**TASK REQUIREMENTS:** Gather all lines in the data that hold the string "JSON".

Collected data entries:
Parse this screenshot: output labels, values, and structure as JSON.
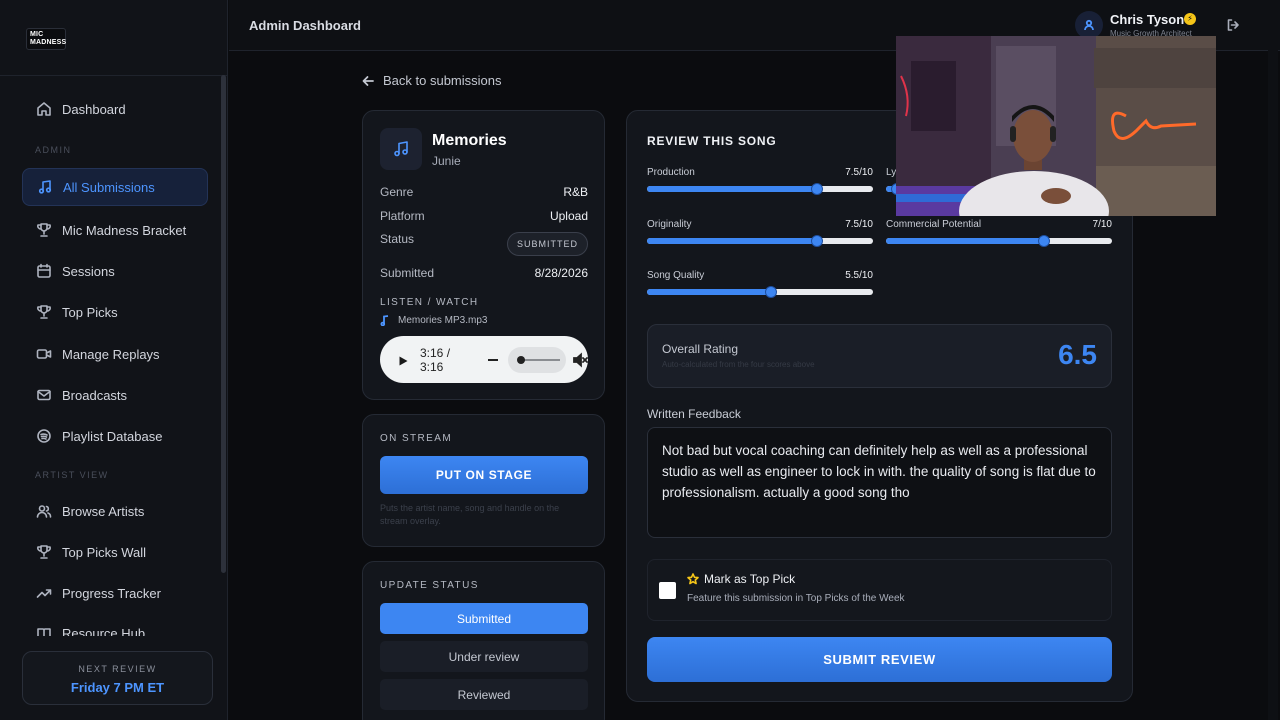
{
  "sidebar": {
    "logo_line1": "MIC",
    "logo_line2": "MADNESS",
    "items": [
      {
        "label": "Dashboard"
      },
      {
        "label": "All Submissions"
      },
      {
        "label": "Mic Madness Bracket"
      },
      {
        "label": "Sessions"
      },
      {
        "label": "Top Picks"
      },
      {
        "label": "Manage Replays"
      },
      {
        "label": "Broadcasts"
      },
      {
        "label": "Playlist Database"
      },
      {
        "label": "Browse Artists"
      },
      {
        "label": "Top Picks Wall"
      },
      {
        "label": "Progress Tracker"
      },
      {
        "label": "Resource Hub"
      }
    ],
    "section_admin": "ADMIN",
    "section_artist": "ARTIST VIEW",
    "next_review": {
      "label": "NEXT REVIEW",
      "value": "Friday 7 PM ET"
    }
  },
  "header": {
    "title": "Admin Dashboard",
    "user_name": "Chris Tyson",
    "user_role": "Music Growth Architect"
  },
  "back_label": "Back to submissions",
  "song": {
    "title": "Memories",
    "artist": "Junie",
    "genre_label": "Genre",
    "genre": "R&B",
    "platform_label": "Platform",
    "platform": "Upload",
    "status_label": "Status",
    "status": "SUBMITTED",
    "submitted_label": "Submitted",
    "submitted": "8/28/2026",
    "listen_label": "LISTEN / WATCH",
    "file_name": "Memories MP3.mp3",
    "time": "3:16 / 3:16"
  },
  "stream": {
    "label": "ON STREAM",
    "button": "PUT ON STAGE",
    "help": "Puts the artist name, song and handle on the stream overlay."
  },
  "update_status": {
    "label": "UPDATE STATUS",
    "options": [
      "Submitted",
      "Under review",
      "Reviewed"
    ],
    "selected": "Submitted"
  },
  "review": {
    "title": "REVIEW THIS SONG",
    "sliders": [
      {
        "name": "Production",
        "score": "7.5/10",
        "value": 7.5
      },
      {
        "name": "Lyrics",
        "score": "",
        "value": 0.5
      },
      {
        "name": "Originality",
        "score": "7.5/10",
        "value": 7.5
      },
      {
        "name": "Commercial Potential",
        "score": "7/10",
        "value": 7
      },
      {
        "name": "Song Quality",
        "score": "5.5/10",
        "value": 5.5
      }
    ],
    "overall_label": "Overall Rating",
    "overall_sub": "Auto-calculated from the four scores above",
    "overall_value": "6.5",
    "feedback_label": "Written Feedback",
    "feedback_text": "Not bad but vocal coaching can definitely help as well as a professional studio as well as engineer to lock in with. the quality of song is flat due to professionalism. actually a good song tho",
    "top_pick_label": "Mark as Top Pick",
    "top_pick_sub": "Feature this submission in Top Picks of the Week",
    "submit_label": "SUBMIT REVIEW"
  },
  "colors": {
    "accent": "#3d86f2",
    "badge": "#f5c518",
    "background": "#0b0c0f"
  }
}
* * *
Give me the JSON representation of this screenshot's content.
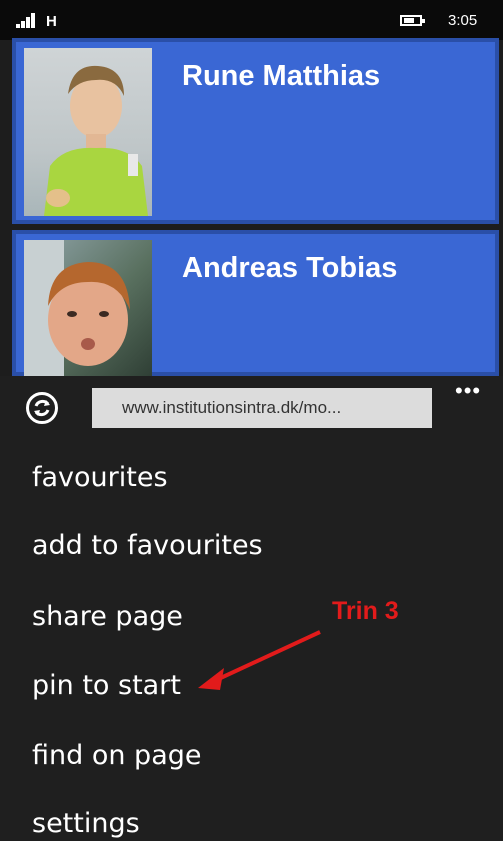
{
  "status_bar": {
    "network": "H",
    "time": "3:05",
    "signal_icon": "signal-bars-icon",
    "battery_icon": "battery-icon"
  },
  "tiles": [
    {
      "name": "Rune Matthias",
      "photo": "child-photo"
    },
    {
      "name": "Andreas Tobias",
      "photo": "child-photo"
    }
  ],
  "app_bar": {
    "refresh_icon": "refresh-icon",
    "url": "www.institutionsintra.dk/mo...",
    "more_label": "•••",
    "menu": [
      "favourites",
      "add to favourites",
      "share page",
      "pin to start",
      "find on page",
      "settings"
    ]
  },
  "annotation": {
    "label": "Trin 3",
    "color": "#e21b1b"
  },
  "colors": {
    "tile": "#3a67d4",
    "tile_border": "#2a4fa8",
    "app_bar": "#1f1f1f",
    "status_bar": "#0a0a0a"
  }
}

**SOLVED EXERCISE:**
Parse this screenshot: output labels, values, and structure as JSON.
Give me the JSON representation of this screenshot's content.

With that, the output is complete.